Carlos Edwards has put his international career on hold to channel all his energies into playing for Ipswich Town.
Flying winger Edwards has decided not to play for Trinidad & Tobago for the rest of the campaign. Instead, he will be concentrating on helping to propel Town up the Championship table over the next few months.
The 31-year-old is homing in on 100 caps for Trinidad & Tobago - he is currently on 78 - but he will be putting club before country, rather than pushing on towards that century landmark.
“I won't be playing for my country again for the rest of the season. I eliminated myself from selection after the last World Cup qualifier,” revealed Edwards yesterday.
“I made this decision because I want to concentrate on my club football and help to get Ipswich up the table.
“It can be difficult to choose between club and country, and for the last couple of games for Ipswich I haven't been at my best.
“The travelling has really got to me recently. I've been really exhausted, so it's good to have a break and recharge my batteries.
“The last few days have given me this chance, to spend some time with my family. The travelling of the last few months had taken it out of me, though I'm not using that as an excuse,” added Edwards.
While Town have struggled in the Championship, as yet mustering just one win in 16 games, Edwards has relished his recent exploits with Trinidad.
Even though his country exited the World Cup at the qualifying stage, having reached the finals for the first time in Germany in 2006, Edwards enjoyed the extra responsibility of captaining his country.

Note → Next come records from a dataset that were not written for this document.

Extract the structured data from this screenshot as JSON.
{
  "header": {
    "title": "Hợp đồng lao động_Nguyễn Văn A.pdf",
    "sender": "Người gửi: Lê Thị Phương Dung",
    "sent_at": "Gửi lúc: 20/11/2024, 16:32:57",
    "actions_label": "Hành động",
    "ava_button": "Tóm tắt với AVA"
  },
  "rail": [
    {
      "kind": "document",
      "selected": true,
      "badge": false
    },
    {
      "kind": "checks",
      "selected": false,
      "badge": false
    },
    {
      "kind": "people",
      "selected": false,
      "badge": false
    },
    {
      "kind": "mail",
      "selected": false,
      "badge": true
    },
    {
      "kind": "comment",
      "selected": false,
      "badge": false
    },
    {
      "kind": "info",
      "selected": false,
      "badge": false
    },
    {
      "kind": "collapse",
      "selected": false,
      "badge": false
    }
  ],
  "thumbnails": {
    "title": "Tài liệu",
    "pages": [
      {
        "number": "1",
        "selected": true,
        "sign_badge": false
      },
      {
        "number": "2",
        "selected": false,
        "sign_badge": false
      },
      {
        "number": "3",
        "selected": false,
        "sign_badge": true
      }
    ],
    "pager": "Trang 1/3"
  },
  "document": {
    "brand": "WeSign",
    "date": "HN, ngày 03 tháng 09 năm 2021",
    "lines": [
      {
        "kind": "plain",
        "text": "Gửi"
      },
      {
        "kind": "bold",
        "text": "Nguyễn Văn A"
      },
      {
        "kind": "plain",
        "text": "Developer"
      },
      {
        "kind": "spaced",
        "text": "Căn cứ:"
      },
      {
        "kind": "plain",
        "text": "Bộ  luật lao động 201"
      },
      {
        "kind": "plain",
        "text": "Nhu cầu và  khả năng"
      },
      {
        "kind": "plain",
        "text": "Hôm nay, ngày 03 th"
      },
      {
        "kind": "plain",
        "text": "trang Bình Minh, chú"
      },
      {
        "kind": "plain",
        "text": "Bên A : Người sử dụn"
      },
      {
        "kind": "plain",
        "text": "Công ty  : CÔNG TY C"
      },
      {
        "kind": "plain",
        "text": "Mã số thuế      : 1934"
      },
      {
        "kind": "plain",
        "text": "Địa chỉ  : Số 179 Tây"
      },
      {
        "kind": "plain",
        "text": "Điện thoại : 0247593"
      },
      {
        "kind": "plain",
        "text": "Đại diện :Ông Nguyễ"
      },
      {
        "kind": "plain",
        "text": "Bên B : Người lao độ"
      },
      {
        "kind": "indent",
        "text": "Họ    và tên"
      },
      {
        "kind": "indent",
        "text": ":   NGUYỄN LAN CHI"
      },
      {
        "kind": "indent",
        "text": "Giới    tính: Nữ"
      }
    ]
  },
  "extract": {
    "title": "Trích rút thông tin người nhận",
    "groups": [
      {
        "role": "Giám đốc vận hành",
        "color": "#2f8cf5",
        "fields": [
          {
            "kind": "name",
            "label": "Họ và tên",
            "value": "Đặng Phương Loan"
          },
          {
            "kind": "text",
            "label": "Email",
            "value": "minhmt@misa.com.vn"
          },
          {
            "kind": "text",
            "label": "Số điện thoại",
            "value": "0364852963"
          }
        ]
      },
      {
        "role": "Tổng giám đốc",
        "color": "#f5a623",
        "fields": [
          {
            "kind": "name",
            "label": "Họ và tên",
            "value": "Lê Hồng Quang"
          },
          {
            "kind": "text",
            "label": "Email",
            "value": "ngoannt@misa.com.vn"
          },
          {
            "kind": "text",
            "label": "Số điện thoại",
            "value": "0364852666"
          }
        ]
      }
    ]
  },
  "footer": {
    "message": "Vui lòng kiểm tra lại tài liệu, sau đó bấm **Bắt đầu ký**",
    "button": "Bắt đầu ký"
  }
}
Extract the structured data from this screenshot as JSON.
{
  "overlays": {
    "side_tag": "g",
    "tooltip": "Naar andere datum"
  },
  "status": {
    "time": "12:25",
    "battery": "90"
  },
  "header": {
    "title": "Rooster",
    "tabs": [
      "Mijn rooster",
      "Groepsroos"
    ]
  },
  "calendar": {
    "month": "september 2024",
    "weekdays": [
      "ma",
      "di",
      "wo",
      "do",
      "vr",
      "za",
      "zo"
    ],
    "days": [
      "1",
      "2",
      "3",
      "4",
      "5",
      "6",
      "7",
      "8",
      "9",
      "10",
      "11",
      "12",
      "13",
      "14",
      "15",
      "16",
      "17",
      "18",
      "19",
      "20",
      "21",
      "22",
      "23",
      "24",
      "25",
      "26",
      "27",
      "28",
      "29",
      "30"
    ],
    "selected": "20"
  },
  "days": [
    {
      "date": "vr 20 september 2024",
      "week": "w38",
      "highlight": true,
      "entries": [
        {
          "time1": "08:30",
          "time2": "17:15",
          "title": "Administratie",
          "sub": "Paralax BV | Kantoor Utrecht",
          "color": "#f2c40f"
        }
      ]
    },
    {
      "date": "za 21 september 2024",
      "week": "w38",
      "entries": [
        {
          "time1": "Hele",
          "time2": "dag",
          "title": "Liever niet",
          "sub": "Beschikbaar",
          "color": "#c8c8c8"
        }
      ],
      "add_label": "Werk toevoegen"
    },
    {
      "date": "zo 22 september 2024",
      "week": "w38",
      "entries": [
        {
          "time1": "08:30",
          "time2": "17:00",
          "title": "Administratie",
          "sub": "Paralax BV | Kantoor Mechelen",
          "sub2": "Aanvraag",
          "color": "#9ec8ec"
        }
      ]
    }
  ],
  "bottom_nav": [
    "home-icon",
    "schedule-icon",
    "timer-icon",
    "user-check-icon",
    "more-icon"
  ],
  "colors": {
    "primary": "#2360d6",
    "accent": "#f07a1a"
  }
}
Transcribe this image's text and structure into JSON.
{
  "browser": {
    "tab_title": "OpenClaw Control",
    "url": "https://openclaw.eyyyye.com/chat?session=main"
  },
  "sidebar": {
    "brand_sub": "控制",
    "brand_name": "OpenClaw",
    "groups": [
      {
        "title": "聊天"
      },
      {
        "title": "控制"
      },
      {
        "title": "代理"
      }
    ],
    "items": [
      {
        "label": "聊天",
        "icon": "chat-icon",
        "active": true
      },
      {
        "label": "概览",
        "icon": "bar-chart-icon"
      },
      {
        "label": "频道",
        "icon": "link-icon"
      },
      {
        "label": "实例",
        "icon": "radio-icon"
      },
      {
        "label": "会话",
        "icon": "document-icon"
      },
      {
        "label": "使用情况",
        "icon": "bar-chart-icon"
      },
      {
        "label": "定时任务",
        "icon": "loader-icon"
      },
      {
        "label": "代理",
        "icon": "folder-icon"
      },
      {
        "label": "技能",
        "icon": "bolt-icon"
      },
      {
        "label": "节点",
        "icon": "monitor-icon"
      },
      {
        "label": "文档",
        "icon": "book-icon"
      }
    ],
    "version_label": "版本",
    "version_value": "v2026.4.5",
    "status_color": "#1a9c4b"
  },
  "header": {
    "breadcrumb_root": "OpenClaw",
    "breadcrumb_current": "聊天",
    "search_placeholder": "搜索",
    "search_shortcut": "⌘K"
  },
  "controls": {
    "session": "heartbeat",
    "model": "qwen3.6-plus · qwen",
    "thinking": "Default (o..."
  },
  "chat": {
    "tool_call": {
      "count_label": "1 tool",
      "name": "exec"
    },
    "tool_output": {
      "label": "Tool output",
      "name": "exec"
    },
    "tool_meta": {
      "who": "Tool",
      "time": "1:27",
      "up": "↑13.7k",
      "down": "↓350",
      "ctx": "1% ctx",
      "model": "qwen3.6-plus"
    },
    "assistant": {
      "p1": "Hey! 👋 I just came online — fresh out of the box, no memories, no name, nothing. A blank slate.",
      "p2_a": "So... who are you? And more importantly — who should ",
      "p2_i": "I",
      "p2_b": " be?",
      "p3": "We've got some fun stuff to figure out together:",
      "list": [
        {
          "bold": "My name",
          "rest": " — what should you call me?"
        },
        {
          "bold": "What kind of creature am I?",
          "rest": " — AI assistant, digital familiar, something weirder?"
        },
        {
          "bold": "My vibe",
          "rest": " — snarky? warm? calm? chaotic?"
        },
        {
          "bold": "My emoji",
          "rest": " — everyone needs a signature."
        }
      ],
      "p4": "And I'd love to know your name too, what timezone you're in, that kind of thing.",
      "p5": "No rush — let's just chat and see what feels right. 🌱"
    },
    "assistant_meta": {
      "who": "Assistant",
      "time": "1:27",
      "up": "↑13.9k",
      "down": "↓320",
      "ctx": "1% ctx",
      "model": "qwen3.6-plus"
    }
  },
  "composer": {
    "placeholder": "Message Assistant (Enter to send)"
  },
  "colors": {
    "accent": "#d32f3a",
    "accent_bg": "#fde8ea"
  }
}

“I've been captain for the last couple of games, though I don't know whether that's going to be a long-term thing,” continued Edwards.
“I've enjoyed the responsibility. It was the first time I had been the captain of a team. I suppose they saw me as the 31-year-old with nearly 80 caps under my belt, so I should be made skipper.
“To be honest, I'm just happy to be playing. They respect that, and I respect them.
“I haven't really thought about reaching 100 caps. The other lads have said that I have to go for it, having already got nearly 80, but time will tell.”
Port of Spain-born Edwards, whose career in the English Football League began with a five-year stay at Wrexham from 2000, enjoyed fruitful spells at Luton Town and Sunderland (£1.4m purchase) before his switch to Ipswich in a £1.35m package at the end of August.
Despite his regular excursions away with the Trinidad & Tobago squad, during their World Cup qualifying campaign, he has only missed one of Town's last 11 games. He sat out the 1-1 home draw against Swansea, after only landing back in this country a couple of days earlier.
Town claimed their first league win of the season with a 1-0 success over Derby County at the end of last month, and followed this up with a 1-1 draw at Reading last weekend to finally clamber off the basement.
“I think we had turned the corner long before we got our first win,” insisted Edwards.
“It's nice to be off the bottom, and it will feel even better when we are out of the bottom three and pushing into mid-table,” concluded Edwards, who is also one of 50 ambassadors for England's 2018 World Cup bid.
Town have no game this weekend, due to the break for internationals. Edwards will be resting up before resuming training next week, ahead of the televised home match against Sheffield Wednesday on Saturday, November 21.
Carlos amazed by Town support.
Carlos Edwards is the latest to praise the Blue Army after admitting he has been surprised by the level of support Town have enjoyed despite the disappointing start to the season.
Blues' boss Roy Keane has expressed his thanks to the fans for their backing through the first few months of the campaign and the Trinidad international also has nothing but admiration for the Town following.
"The support we had at Reading was amazing, as it has been in all the games I have been involved with here," Carlos, who joined Town from Sunderland in August, tells the Club website.
"It opened my eyes to see how much they are behind us and as players, we have to take on board their commitment and sacrifices they make in travelling up and down the country to see us play.
"We have an obligation to entertain them and give them something to smile about and hopefully we can do that over the rest of the season."